Obama writes that he hopes that even many Republicans who fought for the ACA would see these concerns and would say no to the bill in current form, “Thousands upon thousands of Americans, including Republicans, threw themselves into that collective effort, not for political reasons, but for intensely personal ones – a sick child, a parent lost to cancer, the memory of medical bills that threatened to derail their dreams.”

And Obama is right. Within hours of the unveiling of the Republican legislation, four conservative Republicans have come out to say that they cannot support the bill in its current form, a Reuters report said.

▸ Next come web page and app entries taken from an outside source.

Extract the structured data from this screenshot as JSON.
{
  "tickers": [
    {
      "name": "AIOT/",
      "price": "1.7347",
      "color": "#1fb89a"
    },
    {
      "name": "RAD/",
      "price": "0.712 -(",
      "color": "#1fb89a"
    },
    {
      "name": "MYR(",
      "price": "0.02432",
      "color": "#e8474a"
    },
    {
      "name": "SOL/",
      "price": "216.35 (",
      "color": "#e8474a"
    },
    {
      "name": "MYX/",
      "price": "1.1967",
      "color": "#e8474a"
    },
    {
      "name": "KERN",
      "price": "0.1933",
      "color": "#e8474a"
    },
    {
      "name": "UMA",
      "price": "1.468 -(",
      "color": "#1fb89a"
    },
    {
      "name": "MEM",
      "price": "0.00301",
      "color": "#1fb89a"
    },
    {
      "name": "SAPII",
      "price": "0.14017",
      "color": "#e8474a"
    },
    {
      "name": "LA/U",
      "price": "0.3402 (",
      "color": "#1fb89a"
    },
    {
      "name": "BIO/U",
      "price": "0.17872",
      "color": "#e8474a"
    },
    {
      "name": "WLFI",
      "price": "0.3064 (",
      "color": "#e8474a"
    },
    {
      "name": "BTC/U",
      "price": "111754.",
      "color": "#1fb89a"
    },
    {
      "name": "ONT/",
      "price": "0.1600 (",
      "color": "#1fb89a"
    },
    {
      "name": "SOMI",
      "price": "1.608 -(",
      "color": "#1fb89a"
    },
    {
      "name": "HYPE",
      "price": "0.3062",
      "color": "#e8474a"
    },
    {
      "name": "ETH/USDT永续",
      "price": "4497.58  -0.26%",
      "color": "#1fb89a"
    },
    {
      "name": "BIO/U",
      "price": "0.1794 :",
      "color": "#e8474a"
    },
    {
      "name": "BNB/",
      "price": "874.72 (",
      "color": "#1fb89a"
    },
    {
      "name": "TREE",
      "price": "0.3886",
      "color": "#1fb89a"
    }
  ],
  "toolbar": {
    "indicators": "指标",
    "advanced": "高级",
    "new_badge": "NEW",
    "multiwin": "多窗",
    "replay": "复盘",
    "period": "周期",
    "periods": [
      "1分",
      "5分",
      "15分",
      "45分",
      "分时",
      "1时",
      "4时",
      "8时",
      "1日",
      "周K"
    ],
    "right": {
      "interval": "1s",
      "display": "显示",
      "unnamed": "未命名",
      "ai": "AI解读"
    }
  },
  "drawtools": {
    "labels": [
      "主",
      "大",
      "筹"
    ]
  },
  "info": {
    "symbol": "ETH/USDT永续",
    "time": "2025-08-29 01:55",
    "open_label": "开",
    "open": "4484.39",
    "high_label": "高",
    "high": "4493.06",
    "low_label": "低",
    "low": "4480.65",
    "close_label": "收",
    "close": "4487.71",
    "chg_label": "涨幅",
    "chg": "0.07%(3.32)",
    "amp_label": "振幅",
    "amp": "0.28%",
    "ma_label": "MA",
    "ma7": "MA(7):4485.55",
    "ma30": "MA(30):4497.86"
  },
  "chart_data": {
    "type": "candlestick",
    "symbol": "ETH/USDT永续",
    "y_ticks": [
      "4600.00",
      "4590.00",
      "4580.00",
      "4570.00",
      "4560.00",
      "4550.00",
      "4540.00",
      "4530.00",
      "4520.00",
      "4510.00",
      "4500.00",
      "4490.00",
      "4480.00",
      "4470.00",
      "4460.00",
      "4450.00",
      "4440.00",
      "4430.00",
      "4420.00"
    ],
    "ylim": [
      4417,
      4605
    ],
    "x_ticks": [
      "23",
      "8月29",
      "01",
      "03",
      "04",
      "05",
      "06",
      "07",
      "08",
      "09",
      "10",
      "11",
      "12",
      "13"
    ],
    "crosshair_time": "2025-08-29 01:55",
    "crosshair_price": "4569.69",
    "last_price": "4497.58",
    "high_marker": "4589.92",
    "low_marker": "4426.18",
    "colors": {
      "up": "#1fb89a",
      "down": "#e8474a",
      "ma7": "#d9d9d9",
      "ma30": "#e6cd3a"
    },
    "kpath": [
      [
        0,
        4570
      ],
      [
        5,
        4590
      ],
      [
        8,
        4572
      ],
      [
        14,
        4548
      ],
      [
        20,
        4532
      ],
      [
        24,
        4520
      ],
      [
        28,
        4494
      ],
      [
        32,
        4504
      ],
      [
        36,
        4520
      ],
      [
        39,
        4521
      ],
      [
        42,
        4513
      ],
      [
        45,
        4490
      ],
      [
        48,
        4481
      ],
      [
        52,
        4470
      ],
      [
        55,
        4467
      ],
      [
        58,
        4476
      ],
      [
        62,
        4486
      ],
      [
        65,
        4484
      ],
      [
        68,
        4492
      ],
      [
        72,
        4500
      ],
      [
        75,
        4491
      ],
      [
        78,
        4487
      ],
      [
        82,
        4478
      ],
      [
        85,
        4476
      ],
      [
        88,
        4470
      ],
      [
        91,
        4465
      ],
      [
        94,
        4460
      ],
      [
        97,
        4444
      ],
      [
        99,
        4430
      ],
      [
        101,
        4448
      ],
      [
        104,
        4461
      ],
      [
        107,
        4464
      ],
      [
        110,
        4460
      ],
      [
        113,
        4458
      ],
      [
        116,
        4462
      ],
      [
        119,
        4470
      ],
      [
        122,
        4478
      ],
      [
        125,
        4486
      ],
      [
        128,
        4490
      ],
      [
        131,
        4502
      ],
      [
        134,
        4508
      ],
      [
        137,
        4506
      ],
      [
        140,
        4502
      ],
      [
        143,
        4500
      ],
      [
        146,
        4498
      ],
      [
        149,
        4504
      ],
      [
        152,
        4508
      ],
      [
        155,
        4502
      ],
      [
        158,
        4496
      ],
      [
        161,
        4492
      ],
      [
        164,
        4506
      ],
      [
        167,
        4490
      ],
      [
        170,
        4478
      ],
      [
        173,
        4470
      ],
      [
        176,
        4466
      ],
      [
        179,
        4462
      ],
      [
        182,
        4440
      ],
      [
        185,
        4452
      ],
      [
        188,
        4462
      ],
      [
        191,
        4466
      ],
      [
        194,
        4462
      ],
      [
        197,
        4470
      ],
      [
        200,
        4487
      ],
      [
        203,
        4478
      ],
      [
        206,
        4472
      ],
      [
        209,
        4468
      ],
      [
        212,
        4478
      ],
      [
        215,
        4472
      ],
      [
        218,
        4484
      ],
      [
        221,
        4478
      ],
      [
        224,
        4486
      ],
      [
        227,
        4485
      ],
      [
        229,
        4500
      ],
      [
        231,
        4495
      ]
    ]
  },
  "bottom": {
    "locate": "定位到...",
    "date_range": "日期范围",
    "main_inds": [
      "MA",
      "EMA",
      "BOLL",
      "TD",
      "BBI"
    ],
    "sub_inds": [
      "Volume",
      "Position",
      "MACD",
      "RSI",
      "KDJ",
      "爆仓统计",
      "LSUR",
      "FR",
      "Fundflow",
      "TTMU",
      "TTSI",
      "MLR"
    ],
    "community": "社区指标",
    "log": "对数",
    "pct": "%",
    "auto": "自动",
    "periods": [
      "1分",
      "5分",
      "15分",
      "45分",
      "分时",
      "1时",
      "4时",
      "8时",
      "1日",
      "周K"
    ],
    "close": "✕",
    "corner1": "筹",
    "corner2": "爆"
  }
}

Either Donald Trump or Republican senators have not been able to come out with a piece of legislation that would be smart enough to outdo the Obamacare. Democrats have stood united against any proposed Republican healthcare bill so far. But what should be eye-opener for Republicans that even many Republicans are against the Obamacare replacement in its present form that makes Republicans, who are in majority, short of votes to pass the bill in the House as happened in May when, in a major defeat for Donald Trump, the Republicans had to withdraw the legislation as they could not garner numbers even after months of canvassing.

Accusing Trump of “giving billionaires and corporations a massive tax cut” while bringing a piece of legislation that may put the American people through the pain of massive healthcare costs, unlimited bills and insurers’ rejections after they lose their insurance cover under Obamacare, Obama appeals to the Americans to call Congress members and visit their offices and speak out their minds to let America know “in very real terms, what this means for them and their family” because what is at stake here is bigger than politics. It is the character of the nation – “who we are, and who we aspire to be and that’s always worth fighting for,” Obama writes.



The article originally appeared on India Today.

Kenneth Juster, who’s set to be the next US Ambassador to New Delhi, is an experienced India hand.

Juster has been a pro-India voice ever since he was an Under-secretary in the US Department of Commerce in the George W Bush administration. The US-India Business Council awarded him with the Blackwill Award in 2004 for his contributions to India-US relations.

The Washington Post, which first broke the news, described Kenneth as a “consensus pick” and a “top-notch India expert”.

“Senior Trump Administration officials say his impending appointment to represent Washington in New Delhi is a consensus pick that places a top notch India expert in a crucial diplomatic post and he is currently going through a new round of clearances before his appointment can be officially announced,” the Post report said.

Juster has admired India’s technical competence, especially in life sciences and engineering, and founded and chaired the High Technology Cooperation Group (HTCG) in 2002 to broad-base trade of dual-use goods and bilateral high-technology commerce.

In his various responsibilities, he has overseen trade dealing with export of sensitive goods and technologies to other countries. He has also been actively involved in policymaking on China, Japan, Israel, the Persian Gulf and Latin America.

A trustee of The Asia Foundation, a non-profit development organization, and member of the Council for Foreign Relations, a strategic think-tank of global influence, Juster is currently Donald Trump’s Deputy Assistant for International Economic Affairs. He’s also Deputy Director of the National Economic Council, and has been the first contact point for senior Indian officials for access to the Donald Trump administration.

According to Bloomberg, Juster has over 30 years of experience as a lawyer and senior business executive. He completed his law education at Harvard Law School. He went on to earn a Master’s degree in Public Policy from the John F Kennedy School of Government at Harvard University.

Kenneth Juster will replace Richard Verma, the first Indian-American to become the US Ambassador to India. Verma was appointed by Donald Trump’s predecessor Barack Obama, and resigned as Donald Trump took over the US presidency.